CF Cameron Maybin:
Yellow light Maybin has had some minor injuries to his legs and back, and at such a young age, that’s a little troubling. It has never affected his speed, which should count for something, and seemingly does. The yellow results from those injuries combined with some concerns over his workload.


RF Jeremy Hermida:
Yellow light Good enough to tantalize, Hermida’s occasional injuries have slowed him down just enough to frustrate his believers. Is J.D. Drew Lite a compliment, or an insult?


SP Josh Johnson:
Yellow light He’s looked good since returning from Tommy John surgery, but it’s not so far in the past that he’s completely beyond it. With the TJ “honeymoon” period comes the chance that in the weak link in the kinetic chain there is something else waiting to break. (See: Ben Sheets.)


SP Anibal Sanchez:
Yellow light That Sanchez is just a yellow is a testament to the hard work that the medical staff has put in on him over the last few years. Still, his injuries show the bigger risk that exists for a team like the Marlins-if they’re only be able to hold onto a player through his control years, then losing a year or more to injury reduces the value that they can squeeze out of him. Of course, they don’t have as much risk in squeezing a bit harder, though that should preferably be done toward the end, rather than at the beginning, of a players’ service clock.


SP Andrew Miller:
Yellow light Miller has been successful throwing across his body, but if you know about Kerry Wood‘s injury history, you’ll know why the Fish are working to change Miller’s delivery.
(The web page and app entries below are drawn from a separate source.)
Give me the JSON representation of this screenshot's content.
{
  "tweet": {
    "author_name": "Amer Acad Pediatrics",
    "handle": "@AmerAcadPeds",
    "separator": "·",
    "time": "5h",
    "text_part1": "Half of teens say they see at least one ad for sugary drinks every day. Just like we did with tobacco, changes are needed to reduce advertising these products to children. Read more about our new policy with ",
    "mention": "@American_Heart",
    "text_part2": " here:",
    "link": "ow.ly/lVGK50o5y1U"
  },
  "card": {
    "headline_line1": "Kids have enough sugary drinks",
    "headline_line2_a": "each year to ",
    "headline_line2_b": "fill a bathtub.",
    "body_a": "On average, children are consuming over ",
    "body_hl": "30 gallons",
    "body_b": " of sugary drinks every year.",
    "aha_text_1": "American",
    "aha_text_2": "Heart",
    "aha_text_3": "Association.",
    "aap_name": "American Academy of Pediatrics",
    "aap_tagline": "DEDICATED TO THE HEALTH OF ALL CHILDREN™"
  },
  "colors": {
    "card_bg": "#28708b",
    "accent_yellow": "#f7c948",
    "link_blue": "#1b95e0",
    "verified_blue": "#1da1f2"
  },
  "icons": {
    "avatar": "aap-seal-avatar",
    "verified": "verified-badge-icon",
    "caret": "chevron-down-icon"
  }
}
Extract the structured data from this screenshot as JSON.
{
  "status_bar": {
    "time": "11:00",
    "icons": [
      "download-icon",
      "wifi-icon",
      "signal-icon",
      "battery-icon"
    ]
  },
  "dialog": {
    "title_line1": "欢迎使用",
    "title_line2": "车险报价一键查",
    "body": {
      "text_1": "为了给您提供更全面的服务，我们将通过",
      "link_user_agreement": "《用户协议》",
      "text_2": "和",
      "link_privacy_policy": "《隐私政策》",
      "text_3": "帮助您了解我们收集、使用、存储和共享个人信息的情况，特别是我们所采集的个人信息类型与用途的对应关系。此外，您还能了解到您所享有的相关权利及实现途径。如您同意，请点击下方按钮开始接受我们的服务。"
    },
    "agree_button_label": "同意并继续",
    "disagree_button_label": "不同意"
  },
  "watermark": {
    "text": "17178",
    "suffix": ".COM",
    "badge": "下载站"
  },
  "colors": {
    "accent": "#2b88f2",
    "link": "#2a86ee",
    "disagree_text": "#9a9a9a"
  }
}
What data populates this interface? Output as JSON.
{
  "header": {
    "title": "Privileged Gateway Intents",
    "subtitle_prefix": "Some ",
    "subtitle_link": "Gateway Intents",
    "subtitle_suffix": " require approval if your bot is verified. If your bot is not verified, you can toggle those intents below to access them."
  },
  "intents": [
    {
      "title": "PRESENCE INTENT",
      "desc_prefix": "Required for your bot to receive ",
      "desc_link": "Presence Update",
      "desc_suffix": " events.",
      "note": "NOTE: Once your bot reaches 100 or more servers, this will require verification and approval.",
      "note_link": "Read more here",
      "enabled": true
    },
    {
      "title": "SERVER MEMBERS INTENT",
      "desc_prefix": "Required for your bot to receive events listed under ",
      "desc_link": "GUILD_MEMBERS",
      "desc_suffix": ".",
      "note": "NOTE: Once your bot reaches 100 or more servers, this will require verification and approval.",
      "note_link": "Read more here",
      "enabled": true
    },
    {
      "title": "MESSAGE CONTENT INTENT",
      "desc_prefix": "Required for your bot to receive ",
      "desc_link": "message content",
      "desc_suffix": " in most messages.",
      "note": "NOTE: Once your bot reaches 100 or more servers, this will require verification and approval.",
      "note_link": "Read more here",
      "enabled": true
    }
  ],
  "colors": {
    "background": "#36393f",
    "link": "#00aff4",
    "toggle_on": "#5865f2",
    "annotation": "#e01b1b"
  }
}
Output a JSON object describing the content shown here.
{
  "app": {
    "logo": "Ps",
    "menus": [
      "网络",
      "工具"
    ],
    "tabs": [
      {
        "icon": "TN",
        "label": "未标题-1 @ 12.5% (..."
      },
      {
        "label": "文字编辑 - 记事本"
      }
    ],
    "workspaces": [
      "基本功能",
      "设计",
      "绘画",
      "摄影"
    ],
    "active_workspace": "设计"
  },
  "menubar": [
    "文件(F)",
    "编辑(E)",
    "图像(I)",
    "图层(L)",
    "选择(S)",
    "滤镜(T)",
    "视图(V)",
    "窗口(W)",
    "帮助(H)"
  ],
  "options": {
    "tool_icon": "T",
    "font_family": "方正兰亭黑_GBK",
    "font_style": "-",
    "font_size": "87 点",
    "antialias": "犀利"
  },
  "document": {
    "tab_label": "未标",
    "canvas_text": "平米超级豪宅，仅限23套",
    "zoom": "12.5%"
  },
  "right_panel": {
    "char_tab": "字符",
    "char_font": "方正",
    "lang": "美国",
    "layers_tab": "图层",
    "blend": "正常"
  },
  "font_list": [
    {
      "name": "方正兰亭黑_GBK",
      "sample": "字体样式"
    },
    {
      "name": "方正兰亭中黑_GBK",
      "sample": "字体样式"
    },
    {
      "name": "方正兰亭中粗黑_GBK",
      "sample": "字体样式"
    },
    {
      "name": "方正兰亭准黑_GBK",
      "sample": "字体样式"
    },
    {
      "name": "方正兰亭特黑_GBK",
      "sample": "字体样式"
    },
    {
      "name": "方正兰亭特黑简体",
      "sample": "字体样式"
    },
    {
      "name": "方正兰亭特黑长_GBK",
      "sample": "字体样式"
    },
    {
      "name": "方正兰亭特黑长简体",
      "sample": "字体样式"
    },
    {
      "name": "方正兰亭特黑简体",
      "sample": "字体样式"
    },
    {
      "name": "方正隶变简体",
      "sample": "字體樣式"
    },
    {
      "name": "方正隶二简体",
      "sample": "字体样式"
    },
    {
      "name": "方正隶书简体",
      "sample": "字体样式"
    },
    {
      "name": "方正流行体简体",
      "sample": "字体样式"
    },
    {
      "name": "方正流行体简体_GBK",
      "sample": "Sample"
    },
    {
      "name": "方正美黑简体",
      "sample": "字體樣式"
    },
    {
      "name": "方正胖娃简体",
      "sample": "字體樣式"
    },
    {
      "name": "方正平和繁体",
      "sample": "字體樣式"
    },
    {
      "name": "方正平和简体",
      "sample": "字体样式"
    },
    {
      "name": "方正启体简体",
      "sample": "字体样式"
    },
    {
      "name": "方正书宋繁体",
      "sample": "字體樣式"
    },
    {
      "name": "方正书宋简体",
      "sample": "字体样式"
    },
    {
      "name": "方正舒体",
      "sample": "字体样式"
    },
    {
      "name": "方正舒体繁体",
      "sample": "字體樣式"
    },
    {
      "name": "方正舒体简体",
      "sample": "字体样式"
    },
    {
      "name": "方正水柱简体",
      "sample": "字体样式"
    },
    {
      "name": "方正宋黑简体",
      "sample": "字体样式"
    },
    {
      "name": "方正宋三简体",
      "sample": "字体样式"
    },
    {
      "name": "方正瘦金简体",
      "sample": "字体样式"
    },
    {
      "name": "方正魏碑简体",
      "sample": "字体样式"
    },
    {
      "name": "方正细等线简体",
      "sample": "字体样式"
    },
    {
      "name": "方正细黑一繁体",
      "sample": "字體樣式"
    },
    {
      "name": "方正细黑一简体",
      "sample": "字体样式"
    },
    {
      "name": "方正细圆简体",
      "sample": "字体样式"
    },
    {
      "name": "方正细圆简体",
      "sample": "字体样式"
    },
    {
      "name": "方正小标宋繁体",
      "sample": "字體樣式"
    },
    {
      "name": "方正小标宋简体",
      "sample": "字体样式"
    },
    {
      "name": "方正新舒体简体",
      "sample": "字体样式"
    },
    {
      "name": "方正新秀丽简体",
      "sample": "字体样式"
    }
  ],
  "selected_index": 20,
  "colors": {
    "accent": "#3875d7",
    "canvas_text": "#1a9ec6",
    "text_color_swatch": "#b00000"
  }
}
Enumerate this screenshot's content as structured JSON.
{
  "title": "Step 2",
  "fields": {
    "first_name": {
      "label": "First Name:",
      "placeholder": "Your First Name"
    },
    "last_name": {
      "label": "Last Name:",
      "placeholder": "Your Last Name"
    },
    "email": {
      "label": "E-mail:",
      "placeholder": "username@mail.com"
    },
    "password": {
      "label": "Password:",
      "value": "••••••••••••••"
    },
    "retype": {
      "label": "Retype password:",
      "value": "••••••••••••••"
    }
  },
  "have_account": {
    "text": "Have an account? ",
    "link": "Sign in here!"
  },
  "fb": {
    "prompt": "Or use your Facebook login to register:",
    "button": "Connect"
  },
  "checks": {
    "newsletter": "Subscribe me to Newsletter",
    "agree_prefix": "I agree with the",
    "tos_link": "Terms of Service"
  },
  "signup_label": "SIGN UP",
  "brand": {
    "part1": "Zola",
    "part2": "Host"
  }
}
He’ll go through some rough times while making the adjustments; for pitchers, altering their mechanics is like changing positions in the field. There’s a spike in injuries until the body adjusts.


1B Gaby Sanchez
Green light


2B Dan Uggla
Green light


3B Jorge Cantu
Green light


LF Cody Ross
Green light


CL Matt Lindstrom:
Green light His stuff is so filthy that you might wonder why it took him so long to get this shot; the Mormon mission was his choice, but the broken arm he had was not. He might be as missed by the Mets as Scott Kazmir, if it was as good of a story.


RP Leo Nunez
Green light